From the fight against segregation to the pursuit for equal LGBT marriage rights, human rights has come a long way over the years not just in the United States, but throughout the world. In honor of Universal Human Rights Month, we at Questia, the premier online research and paper-writing tool for students, are making the below books on human rights topics free through the month of December.
Historically, the topic of human rights has been a global issue within various societies, but as time has passed, the morality of the issue has been brought to the forefront. In the 21st century, particularly since the 9/11 terrorist attacks, the international debate has intensified with a global spotlight focusing on issues such as oppressive governments and civil wars. With the international system increasingly considering intervention in countries where humanitarian concerns have been raised, it is important for countries such as the United States to keep in mind that the ultimate goal is to improve human rights. [Stacy, Helen M. Human Rights for the 21st Century: Sovereignty, Civil Society, Culture.StanfordUniversity Press: 2009]
There have been many groups throughout history that have revolted against civil society as a result of oppressed human rights, ultimately acting as the catalyst central to the campaign for social change. From overthrowing communist regimes in Eastern Europe to the current political arena with debates surrounding the future of globalization and global politics, the ever-changing definitions and ambiguity regarding human rights will forever keep it a hot-button issue. [Gready, Paul. Fighting for Human Rights. Routledge: 2004]
Throughout history, global human rights have evolved, with the Universal Declaration of Human Rights (UDHR) serving as the modern-day cornerstone for future standards of achievement. However since it is an all-encompassing topic with varying levels of civil, political, social and economic rights, standards will vary from country to country. Despite the progress human rights has made as a whole, especially over the past 50 years, social order is still the prime factor that affects how rights transcend within the human race. [Coicaud, Jean-Marc, et al. The Globalization of Human Rights. UnitedNationsUniversity Press: 2003]

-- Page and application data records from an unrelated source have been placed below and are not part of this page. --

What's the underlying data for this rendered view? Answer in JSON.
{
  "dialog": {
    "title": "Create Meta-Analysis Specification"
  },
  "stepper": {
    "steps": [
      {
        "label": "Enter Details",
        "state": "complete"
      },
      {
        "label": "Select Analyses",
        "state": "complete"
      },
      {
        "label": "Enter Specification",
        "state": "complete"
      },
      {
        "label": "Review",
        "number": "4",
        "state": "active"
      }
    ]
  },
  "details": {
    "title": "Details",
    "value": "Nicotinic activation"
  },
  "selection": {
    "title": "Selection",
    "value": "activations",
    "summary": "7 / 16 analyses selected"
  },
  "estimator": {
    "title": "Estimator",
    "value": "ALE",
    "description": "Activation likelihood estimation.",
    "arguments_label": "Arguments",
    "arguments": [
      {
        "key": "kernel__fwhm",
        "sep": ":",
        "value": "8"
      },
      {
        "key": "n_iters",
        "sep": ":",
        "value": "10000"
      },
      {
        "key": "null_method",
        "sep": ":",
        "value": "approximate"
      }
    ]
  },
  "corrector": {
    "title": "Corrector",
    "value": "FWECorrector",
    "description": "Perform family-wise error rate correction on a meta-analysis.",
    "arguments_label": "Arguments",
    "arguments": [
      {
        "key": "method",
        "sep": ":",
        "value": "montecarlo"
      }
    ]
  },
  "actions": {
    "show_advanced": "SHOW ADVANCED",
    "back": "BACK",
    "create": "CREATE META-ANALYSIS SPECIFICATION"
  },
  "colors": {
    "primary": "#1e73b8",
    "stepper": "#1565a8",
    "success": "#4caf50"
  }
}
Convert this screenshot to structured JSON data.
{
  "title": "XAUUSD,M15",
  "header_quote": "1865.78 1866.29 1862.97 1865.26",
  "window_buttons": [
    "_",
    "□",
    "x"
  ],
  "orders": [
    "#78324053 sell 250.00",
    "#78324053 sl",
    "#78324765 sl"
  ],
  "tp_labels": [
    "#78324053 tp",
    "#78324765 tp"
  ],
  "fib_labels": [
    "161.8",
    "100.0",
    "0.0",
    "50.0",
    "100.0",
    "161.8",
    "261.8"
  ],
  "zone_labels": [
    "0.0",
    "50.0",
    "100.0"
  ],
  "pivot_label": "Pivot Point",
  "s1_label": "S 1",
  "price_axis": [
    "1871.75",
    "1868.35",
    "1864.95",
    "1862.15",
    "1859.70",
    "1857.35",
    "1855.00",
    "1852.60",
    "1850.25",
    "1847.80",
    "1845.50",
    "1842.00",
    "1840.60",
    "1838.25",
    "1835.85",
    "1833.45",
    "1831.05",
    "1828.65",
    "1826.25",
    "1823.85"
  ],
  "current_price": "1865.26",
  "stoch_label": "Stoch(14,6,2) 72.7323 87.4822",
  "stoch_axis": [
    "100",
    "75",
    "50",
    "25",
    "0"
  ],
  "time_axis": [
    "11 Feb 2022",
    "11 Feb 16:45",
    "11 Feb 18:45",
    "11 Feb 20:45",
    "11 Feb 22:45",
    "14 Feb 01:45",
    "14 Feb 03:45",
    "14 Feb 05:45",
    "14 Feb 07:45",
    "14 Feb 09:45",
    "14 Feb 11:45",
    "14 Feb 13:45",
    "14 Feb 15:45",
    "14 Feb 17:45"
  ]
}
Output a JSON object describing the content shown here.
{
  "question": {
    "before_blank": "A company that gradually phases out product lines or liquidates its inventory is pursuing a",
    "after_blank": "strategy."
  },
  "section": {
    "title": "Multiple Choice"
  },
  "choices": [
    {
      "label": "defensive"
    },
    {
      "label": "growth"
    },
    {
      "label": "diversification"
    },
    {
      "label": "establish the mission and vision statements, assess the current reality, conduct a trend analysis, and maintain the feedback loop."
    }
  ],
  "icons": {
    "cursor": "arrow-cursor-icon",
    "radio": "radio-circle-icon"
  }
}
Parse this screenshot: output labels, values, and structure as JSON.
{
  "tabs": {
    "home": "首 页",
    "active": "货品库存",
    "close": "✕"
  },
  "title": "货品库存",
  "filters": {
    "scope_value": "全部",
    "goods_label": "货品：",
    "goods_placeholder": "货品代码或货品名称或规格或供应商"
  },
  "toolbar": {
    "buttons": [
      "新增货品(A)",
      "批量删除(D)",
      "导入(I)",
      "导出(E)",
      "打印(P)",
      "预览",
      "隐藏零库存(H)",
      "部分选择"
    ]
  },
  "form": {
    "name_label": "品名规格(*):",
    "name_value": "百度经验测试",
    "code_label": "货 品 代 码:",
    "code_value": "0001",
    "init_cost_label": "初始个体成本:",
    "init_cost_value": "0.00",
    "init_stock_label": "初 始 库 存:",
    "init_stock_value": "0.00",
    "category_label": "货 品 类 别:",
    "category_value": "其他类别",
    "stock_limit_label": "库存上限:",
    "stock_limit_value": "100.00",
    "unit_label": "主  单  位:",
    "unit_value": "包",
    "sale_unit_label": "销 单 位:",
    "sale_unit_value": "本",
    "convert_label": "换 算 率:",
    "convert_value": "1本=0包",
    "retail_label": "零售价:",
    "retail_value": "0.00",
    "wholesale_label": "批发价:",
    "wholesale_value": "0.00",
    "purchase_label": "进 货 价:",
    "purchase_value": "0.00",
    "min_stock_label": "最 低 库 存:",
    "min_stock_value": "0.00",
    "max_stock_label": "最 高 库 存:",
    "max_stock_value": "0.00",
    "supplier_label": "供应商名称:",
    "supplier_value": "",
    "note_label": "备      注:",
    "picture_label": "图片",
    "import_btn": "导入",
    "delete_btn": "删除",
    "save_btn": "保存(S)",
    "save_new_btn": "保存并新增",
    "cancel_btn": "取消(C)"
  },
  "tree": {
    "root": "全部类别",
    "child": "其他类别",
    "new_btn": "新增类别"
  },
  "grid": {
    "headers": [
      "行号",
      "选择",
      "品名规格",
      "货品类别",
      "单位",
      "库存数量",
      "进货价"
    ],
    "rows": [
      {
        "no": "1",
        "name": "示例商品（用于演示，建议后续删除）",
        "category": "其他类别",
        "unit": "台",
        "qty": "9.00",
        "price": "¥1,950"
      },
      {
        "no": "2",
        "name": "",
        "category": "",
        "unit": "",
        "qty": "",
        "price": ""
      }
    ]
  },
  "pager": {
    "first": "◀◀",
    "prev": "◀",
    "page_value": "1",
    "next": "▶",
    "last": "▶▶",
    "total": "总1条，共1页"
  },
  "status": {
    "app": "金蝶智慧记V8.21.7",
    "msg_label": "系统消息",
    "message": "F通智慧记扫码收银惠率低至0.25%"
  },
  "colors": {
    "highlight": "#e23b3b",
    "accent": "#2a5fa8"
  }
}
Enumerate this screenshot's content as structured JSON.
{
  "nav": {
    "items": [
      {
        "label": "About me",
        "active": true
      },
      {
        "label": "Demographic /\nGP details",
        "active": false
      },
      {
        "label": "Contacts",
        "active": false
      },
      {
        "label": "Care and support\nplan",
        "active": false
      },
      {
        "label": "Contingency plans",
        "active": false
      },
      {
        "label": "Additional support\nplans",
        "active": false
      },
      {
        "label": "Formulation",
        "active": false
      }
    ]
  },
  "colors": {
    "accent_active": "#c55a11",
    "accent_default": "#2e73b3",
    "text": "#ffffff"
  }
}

The European Court of Human rights which has adopted an American-style body of constitutional law, serves as a regulator that routinely confronts nations over their most culturally sensitive hot-button issues. From France’s Muslim immigration issues to Turkey’s Kurdish separatism, the court has boasted an impressive record of political courage and achievement. [Goldhaber, Michael D. A People’s History of the European Court of Human Rights. RutgersUniversity Press: 2007]
A recent development in human rights history is the age of interventionism, or the willingness to use force in the name of humanitarian values. As a result of actions such as NATO’s response to the Kosovo crisis to the Security Council’s authorized use of force in East Timor, issues about the legality and morality of human intervention has dominated the international legal and political agenda. Especially within mainstream international law and international relations circles, the notion that force can be legitimately be used as a response to humanitarian challenges has received increased support. [Orford, Anne. Reading Humanitarian Intervention: Human Rights and the Use of Force in International Law. CambridgeUniversity Press: 2003]